__Records for the task__:
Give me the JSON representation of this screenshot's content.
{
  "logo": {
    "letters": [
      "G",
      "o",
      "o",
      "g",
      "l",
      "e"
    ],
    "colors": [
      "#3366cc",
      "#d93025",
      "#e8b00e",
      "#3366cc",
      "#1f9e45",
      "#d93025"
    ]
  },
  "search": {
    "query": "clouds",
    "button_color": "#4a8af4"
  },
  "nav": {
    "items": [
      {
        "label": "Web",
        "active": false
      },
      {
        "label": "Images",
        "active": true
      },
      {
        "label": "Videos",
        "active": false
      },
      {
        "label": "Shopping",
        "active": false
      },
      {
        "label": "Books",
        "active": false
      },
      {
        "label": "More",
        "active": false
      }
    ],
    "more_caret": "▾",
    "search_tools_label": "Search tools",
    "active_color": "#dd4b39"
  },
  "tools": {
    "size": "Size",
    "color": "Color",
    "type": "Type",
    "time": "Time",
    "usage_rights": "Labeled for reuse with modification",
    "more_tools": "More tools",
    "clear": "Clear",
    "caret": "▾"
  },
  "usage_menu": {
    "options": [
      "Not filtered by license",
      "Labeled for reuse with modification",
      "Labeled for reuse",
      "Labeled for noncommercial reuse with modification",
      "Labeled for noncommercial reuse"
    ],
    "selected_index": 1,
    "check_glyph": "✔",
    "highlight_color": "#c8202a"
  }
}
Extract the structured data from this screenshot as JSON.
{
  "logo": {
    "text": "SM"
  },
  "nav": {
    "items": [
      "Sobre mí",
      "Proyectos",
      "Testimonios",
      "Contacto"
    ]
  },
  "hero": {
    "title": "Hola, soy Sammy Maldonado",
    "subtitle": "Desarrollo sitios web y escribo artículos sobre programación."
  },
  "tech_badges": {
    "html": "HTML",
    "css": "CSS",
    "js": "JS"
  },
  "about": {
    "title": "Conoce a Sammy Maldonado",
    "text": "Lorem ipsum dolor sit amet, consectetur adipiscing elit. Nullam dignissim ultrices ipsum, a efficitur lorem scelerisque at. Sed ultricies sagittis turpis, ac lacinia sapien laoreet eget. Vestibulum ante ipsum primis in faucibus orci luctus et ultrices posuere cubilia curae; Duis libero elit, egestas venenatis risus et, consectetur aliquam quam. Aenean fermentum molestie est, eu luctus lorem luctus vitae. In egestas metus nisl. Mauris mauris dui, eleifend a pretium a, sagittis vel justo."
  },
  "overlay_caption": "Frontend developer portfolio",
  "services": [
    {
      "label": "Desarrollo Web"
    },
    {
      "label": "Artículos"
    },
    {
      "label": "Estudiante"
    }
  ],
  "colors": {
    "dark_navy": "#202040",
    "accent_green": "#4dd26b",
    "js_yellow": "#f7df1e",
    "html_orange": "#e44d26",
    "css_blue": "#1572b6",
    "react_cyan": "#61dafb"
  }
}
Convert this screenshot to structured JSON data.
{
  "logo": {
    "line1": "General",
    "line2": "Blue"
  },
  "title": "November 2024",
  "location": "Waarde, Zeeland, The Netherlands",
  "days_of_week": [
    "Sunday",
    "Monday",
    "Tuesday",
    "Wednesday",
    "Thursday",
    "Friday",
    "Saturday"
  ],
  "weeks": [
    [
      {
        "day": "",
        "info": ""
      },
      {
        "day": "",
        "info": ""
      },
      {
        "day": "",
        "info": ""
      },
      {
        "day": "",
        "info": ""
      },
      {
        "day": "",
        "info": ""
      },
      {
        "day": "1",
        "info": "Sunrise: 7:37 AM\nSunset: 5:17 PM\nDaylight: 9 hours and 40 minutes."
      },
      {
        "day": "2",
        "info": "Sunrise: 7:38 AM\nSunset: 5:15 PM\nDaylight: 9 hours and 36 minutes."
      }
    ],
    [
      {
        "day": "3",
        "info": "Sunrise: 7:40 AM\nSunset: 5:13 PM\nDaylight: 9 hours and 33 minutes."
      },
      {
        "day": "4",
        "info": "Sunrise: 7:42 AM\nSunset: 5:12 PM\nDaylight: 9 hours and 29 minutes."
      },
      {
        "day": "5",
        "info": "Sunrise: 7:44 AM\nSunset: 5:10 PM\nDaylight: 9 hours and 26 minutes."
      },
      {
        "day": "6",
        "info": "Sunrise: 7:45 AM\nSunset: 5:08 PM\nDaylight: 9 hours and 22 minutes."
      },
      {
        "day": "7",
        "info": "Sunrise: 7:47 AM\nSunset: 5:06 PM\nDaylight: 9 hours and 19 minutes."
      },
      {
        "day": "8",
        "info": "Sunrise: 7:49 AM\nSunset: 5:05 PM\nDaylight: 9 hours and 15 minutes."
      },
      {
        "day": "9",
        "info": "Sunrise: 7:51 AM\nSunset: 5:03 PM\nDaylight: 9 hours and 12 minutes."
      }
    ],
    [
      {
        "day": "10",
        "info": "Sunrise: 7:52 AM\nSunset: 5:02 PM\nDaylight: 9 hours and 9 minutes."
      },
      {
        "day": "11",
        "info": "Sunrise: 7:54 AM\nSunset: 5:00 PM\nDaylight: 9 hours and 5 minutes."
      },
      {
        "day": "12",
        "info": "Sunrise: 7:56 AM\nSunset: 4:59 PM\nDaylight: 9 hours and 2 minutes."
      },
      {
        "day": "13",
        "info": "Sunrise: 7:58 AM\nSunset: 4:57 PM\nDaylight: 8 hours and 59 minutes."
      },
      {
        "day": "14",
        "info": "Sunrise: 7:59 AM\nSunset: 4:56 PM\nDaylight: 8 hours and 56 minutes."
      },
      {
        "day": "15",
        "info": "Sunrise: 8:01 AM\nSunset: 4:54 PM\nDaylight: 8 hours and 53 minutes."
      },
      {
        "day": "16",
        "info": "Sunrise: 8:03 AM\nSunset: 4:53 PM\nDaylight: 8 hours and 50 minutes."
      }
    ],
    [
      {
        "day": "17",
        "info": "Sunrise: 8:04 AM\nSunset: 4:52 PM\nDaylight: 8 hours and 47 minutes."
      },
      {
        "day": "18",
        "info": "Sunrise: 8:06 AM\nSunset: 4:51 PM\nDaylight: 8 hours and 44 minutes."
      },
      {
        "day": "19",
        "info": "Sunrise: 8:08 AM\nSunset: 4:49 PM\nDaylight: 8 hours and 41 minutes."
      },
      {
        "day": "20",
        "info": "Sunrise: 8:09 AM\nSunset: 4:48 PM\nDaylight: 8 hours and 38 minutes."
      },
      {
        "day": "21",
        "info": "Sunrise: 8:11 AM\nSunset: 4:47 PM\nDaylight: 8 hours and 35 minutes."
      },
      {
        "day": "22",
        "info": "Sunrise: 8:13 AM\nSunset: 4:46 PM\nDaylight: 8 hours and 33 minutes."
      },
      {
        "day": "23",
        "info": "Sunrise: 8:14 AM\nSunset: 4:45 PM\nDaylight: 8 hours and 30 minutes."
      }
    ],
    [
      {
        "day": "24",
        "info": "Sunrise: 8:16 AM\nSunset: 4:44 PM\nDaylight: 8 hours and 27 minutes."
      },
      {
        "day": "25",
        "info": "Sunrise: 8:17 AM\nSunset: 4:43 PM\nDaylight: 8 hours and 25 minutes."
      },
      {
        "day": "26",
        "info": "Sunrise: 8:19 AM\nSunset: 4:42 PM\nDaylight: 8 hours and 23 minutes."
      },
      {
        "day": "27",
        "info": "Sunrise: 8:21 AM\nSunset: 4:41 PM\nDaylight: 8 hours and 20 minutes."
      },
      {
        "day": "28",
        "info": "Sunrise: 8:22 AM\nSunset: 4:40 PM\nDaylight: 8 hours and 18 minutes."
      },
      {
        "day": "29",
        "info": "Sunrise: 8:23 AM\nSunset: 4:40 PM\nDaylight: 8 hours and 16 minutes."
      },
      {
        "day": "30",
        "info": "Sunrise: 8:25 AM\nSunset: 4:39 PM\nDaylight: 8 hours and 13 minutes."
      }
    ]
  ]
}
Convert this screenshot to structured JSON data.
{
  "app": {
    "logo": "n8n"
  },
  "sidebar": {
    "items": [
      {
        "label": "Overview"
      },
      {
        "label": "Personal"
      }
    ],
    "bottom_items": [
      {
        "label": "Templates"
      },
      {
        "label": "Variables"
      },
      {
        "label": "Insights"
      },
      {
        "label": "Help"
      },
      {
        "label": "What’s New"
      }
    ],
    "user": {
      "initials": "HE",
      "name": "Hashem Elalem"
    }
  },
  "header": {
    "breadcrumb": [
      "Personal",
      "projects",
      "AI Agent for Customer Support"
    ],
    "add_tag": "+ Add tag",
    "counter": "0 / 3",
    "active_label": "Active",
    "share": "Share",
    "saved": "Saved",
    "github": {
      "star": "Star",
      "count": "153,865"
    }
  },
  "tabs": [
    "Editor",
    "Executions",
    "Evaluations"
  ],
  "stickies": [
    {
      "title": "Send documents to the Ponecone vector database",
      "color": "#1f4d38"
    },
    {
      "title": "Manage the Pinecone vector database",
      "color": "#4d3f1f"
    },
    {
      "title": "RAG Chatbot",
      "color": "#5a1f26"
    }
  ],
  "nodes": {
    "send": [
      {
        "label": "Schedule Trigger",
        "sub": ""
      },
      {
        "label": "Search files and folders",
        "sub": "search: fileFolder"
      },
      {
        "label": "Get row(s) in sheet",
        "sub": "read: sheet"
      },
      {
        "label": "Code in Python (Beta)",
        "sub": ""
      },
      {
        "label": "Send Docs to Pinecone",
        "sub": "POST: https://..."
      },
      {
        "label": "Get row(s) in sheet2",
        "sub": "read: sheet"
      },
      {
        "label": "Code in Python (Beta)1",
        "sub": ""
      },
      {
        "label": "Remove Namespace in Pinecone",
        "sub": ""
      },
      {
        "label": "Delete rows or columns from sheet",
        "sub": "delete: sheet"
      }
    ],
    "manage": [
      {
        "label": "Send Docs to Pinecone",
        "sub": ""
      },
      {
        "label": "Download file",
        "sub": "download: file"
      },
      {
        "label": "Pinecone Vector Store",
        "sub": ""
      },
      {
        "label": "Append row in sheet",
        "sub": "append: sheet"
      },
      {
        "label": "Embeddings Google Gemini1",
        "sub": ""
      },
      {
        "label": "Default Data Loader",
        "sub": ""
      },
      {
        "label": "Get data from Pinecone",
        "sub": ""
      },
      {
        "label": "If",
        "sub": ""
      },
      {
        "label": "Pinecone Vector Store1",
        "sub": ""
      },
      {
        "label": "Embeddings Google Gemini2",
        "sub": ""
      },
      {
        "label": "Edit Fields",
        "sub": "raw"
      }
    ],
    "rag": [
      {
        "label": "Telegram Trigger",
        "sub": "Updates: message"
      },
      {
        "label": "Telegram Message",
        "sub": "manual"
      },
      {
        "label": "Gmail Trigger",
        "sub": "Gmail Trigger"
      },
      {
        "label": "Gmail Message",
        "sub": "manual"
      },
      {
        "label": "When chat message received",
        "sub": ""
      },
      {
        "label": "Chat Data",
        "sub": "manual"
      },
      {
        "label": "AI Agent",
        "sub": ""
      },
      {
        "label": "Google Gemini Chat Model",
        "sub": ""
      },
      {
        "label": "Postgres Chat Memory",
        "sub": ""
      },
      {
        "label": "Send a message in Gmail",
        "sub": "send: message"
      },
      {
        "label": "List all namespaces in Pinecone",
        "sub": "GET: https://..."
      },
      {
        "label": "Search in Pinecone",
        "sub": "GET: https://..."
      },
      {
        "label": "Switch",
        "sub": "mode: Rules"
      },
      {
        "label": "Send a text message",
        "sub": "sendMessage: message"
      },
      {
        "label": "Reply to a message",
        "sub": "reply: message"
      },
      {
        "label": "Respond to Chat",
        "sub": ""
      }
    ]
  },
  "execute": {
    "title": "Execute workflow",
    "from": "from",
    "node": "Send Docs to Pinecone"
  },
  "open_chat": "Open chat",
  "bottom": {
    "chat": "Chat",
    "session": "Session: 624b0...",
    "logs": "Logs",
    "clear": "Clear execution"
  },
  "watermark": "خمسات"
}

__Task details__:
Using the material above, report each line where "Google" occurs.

__Exercise response__:
        "label": "Embeddings Google Gemini1",
        "label": "Embeddings Google Gemini2",
        "label": "Google Gemini Chat Model",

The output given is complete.